The body was still there when my doctors came into stick a needle into my chest, and through my back to take pleural fluid. It was a continuation of the many tests that had been done to find out what was wrong that came back blank. As I rested my chin on the cold overbed table, I realized how clueless the doctors appeared. Even the consultants, at that point looked clueless with only a smidgen of intuition.
Over the three days I spent in the ICU, there would be more comings and goings. One more person would die- the middle-aged woman in a hypoglycemic coma whose daughter kept on shouting at in Yoruba: Mama Kemi, wake up. She cried as she called, beating the woman’s skin as if she were asleep and both acts were capable of waking her up. Another woman came in and the nurses tried to find viable points to set up a line in her body, without luck. They eventually settled on a point on her head and another on her leg.
In all these, I did not appreciate how bad things looked from outside. I kept my mind on the little calculations, like how to hold my bowels till my youngest uncle could get to the hospital, because he was the only one I trusted to deal with the pan without accident. I got some perspective from the countenance of others, though. One man came into the ward, I think he was a doctor, and grilled them on why I was not in a properly quarantined area. He came to my bedside, checked my vitals, and made a pity face. Make sure you wipe the whole ward clean when he eventually leaves here, he told the nurses. They moved me to the far end of the ward and reduced the number of people with access to the ward.

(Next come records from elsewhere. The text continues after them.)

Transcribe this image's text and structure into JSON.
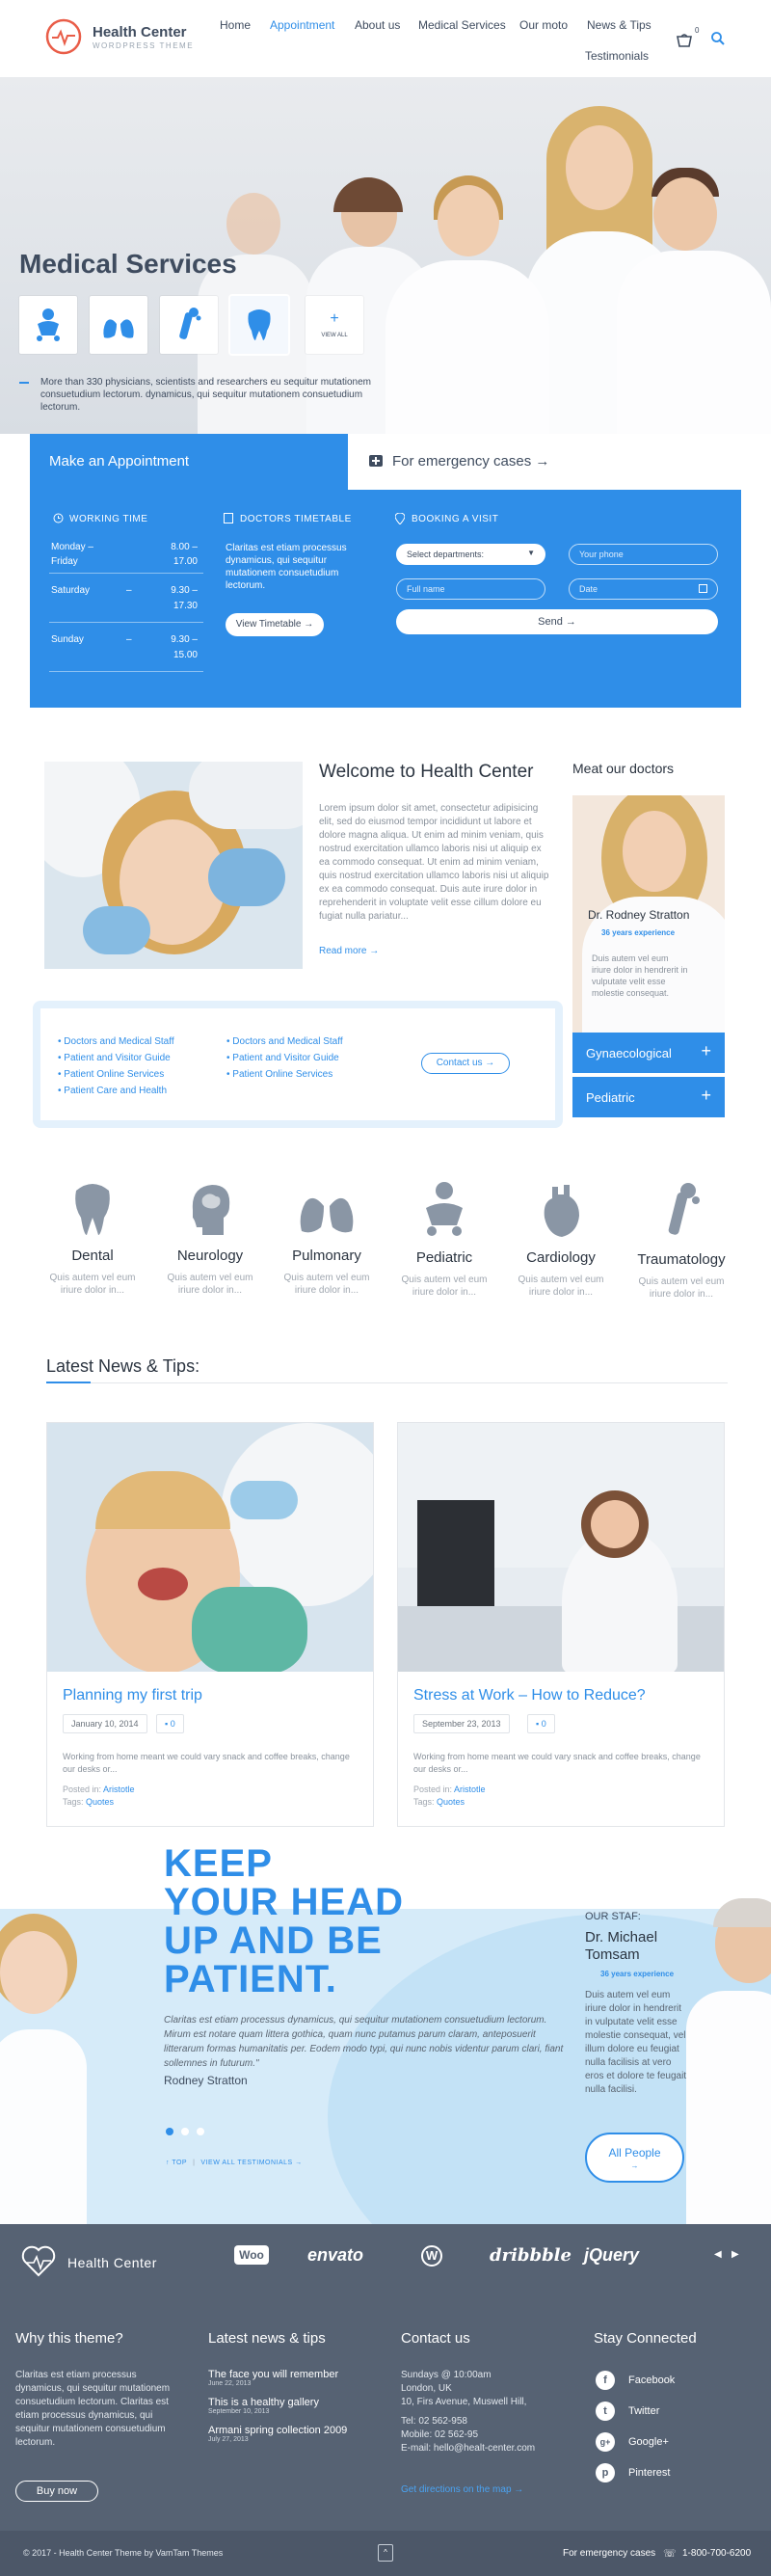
{
  "header": {
    "logo_title": "Health Center",
    "logo_sub": "WORDPRESS THEME",
    "nav": [
      "Home",
      "Appointment",
      "About us",
      "Medical Services",
      "Our moto",
      "News & Tips",
      "Testimonials"
    ],
    "cart_count": "0"
  },
  "hero": {
    "title": "Medical Services",
    "view_all": "VIEW ALL",
    "text": "More than 330 physicians, scientists and researchers eu sequitur mutationem consuetudium lectorum. dynamicus, qui sequitur mutationem consuetudium lectorum."
  },
  "appointment": {
    "tab_label": "Make an Appointment",
    "emergency_label": "For emergency cases →",
    "working_time": {
      "heading": "WORKING TIME",
      "rows": [
        {
          "day": "Monday –",
          "dash": "",
          "from": "8.00 –"
        },
        {
          "day": "Friday",
          "dash": "",
          "from": "17.00"
        },
        {
          "day": "Saturday",
          "dash": "–",
          "from": "9.30 –"
        },
        {
          "day": "",
          "dash": "",
          "from": "17.30"
        },
        {
          "day": "Sunday",
          "dash": "–",
          "from": "9.30 –"
        },
        {
          "day": "",
          "dash": "",
          "from": "15.00"
        }
      ]
    },
    "timetable": {
      "heading": "DOCTORS TIMETABLE",
      "text": "Claritas est etiam processus dynamicus, qui sequitur mutationem consuetudium lectorum.",
      "button": "View Timetable →"
    },
    "booking": {
      "heading": "BOOKING A VISIT",
      "department": "Select departments:",
      "phone_ph": "Your phone",
      "name_ph": "Full name",
      "date_ph": "Date",
      "send": "Send →"
    }
  },
  "welcome": {
    "title": "Welcome to Health Center",
    "text": "Lorem ipsum dolor sit amet, consectetur adipisicing elit, sed do eiusmod tempor incididunt ut labore et dolore magna aliqua. Ut enim ad minim veniam, quis nostrud exercitation ullamco laboris nisi ut aliquip ex ea commodo consequat. Ut enim ad minim veniam, quis nostrud exercitation ullamco laboris nisi ut aliquip ex ea commodo consequat. Duis aute irure dolor in reprehenderit in voluptate velit esse cillum dolore eu fugiat nulla pariatur...",
    "read_more": "Read more →",
    "links_left": [
      "Doctors and Medical Staff",
      "Patient and Visitor Guide",
      "Patient Online Services",
      "Patient Care and Health"
    ],
    "links_right": [
      "Doctors and Medical Staff",
      "Patient and Visitor Guide",
      "Patient Online Services"
    ],
    "contact_button": "Contact us →"
  },
  "doctors": {
    "heading": "Meat our doctors",
    "name": "Dr. Rodney Stratton",
    "experience": "36 years experience",
    "text": "Duis autem vel eum iriure dolor in hendrerit in vulputate velit esse molestie consequat.",
    "accordion": [
      "Gynaecological",
      "Pediatric"
    ]
  },
  "departments": [
    {
      "name": "Dental",
      "text": "Quis autem vel eum iriure dolor in..."
    },
    {
      "name": "Neurology",
      "text": "Quis autem vel eum iriure dolor in..."
    },
    {
      "name": "Pulmonary",
      "text": "Quis autem vel eum iriure dolor in..."
    },
    {
      "name": "Pediatric",
      "text": "Quis autem vel eum iriure dolor in..."
    },
    {
      "name": "Cardiology",
      "text": "Quis autem vel eum iriure dolor in..."
    },
    {
      "name": "Traumatology",
      "text": "Quis autem vel eum iriure dolor in..."
    }
  ],
  "news": {
    "heading": "Latest News & Tips:",
    "items": [
      {
        "title": "Planning my first trip",
        "date": "January 10, 2014",
        "comments": "0",
        "text": "Working from home meant we could vary snack and coffee breaks, change our desks or...",
        "posted_label": "Posted in:",
        "author": "Aristotle",
        "tags_label": "Tags:",
        "tag": "Quotes"
      },
      {
        "title": "Stress at Work – How to Reduce?",
        "date": "September 23, 2013",
        "comments": "0",
        "text": "Working from home meant we could vary snack and coffee breaks, change our desks or...",
        "posted_label": "Posted in:",
        "author": "Aristotle",
        "tags_label": "Tags:",
        "tag": "Quotes"
      }
    ]
  },
  "promo": {
    "headline": [
      "KEEP",
      "YOUR HEAD",
      "UP AND BE",
      "PATIENT."
    ],
    "quote": "Claritas est etiam processus dynamicus, qui sequitur mutationem consuetudium lectorum. Mirum est notare quam littera gothica, quam nunc putamus parum claram, anteposuerit litterarum formas humanitatis per. Eodem modo typi, qui nunc nobis videntur parum clari, fiant sollemnes in futurum.\"",
    "author": "Rodney Stratton",
    "top_link": "TOP",
    "testimonials_link": "VIEW ALL TESTIMONIALS →",
    "staff_label": "OUR STAF:",
    "staff_name_1": "Dr. Michael",
    "staff_name_2": "Tomsam",
    "staff_exp": "36 years experience",
    "staff_text": "Duis autem vel eum iriure dolor in hendrerit in vulputate velit esse molestie consequat, vel illum dolore eu feugiat nulla facilisis at vero eros et dolore te feugait nulla facilisi.",
    "all_people": "All People",
    "all_people_arrow": "→"
  },
  "footer": {
    "logo_title": "Health Center",
    "partners": [
      "Woo",
      "envato",
      "WordPress",
      "dribbble",
      "jQuery"
    ],
    "why_heading": "Why this theme?",
    "why_text": "Claritas est etiam processus dynamicus, qui sequitur mutationem consuetudium lectorum. Claritas est etiam processus dynamicus, qui sequitur mutationem consuetudium lectorum.",
    "buy_now": "Buy now",
    "news_heading": "Latest news & tips",
    "news": [
      {
        "title": "The face you will remember",
        "date": "June 22, 2013"
      },
      {
        "title": "This is a healthy gallery",
        "date": "September 10, 2013"
      },
      {
        "title": "Armani spring collection 2009",
        "date": "July 27, 2013"
      }
    ],
    "contact_heading": "Contact us",
    "contact_lines": [
      "Sundays @ 10:00am",
      "London, UK",
      "10, Firs Avenue, Muswell Hill,",
      "Tel: 02 562-958",
      "Mobile: 02 562-95",
      "E-mail: hello@healt-center.com"
    ],
    "directions": "Get directions on the map →",
    "stay_heading": "Stay Connected",
    "social": [
      "Facebook",
      "Twitter",
      "Google+",
      "Pinterest"
    ],
    "copyright": "© 2017 - Health Center Theme by VamTam Themes",
    "emergency": "For emergency cases",
    "phone": "1-800-700-6200"
  },
  "colors": {
    "accent": "#2f8ee8",
    "dark": "#3f4c5f",
    "footer": "#566273"
  }
}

I was later told another uncle came to see me one of those days in the ICU as I was sleeping. He had visited earlier while I was still in the private ward and, given the kind of attention I was receiving, was expecting me to be better. He returned home distraught. His friend who had an appointment with him later that evening found him locked in his room. He was too scared to leave. It was as if he had seen death himself.
This also helped me understand the couple who came to see me in the private ward the day I was allowed to leave the ICU for the private ward. They entered the room, took one look at me, and an urgent hymn-singing session ensued that lasted almost thirty minutes. My mother joined them with arms stretched wide and face turned up in supplication. I was just worried that my food was getting cold.